Dr. Bea says it begins with behaving with confidence in your beliefs. “Behave with confidence that this is the right way. You don’t have to be arrogant and shout it loudly. If you can behave with confidence, it starts to instill the feelings of confidence.”
As for doubts, that’s not out of the ordinary, he says. “There will be moments of doubt. It’s ordinary when people are on any path that they value that they’ll have moments of doubt,” he notes.
But, he adds, stick with it and focus on yourself and not others. “Stay with the behaviors that you have adopted. And don’t expect others to necessarily do the same thing. You’re going to have to protect yourself even in the face of groups or other individuals that don’t.”
For many of us, those feelings of doubt can be particularly strong when our beliefs find opposition in friends or family. But it’s especially important, Dr. Bea says, to stand firm in these situations, to hold on to that confidence.
“Don’t sacrifice your integrity or your safety behaviors,” he says, even if it comes at a price. “It may create some challenges in relationships that you value or there may be some dissonance that you have inside. But have a willingness to pay that price. It creates a sturdiness if you live by your values.”
And Dr. Bea says that you can communicate your concerns and set your boundaries with others in a way that reinforces your respect for them while staying true to your beliefs.
For instance, if a friend or family member invites you over to their house for a gathering but this goes against how you’re social distancing practices, it’s okay to say no. Tell them that you appreciate and value them but you’re simply concerned about safety behaviors and it has no connotations for your feelings about them.
“That’s probably the best one can do: to clarify that this is your decision, that you’re making in accordance with personal values and safety advisements and that is has nothing to do with your regard or concern for other individuals,” says Dr. Bea.
“It may rub somebody the wrong way,” he adds, “and that’s not ideal. But you’re also not responsible for the sentiments of others. In an adult world, we’re all responsible for our own sentiments.”
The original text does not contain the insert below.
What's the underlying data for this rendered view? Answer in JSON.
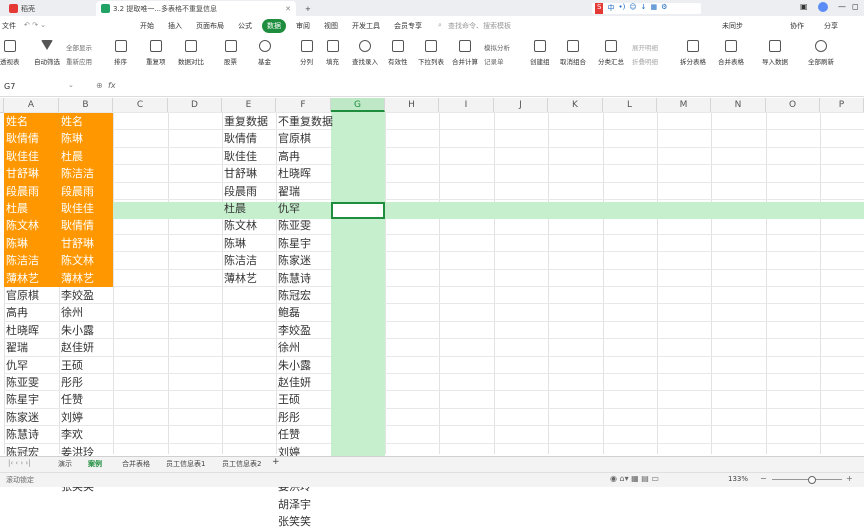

It’s a complex situation, according to Dr. Bea, especially with such a wide range of boundaries people may set for themselves. “There are so many variables that are interacting. You might be very an agreeable person by nature and, yet, you might not want conflict or it may be hard for you to establish different boundaries,” he says.
“You’re trying to have boundaries but you’re trying not to injure other people,” he adds. “These are particular challenges that maybe you haven’t faced before. You’re developing this new set of skills a bit on the fly.”
One way to prepare yourself for such situations, says Dr. Bea, is to practice. “It’s helpful to rehearse some strategies for describing your attitudes succinctly and without defending them. Our nature is to defend ourselves and that actually activates our insecurities. If we can say it as simply as possible without defense, that keeps us as sturdy as we can be.”
He also suggests talking with friends and family who share your feelings. “Seek support from like-minded individuals so you feel a little less alone,” he says. “You can create and solidify bonds that way and that reinforces that sense of confidence.”
And reinforcing that sense of confidence and security about your personal behavior won’t just make you feel more at ease, but it’ll help keep you safe during a difficult time.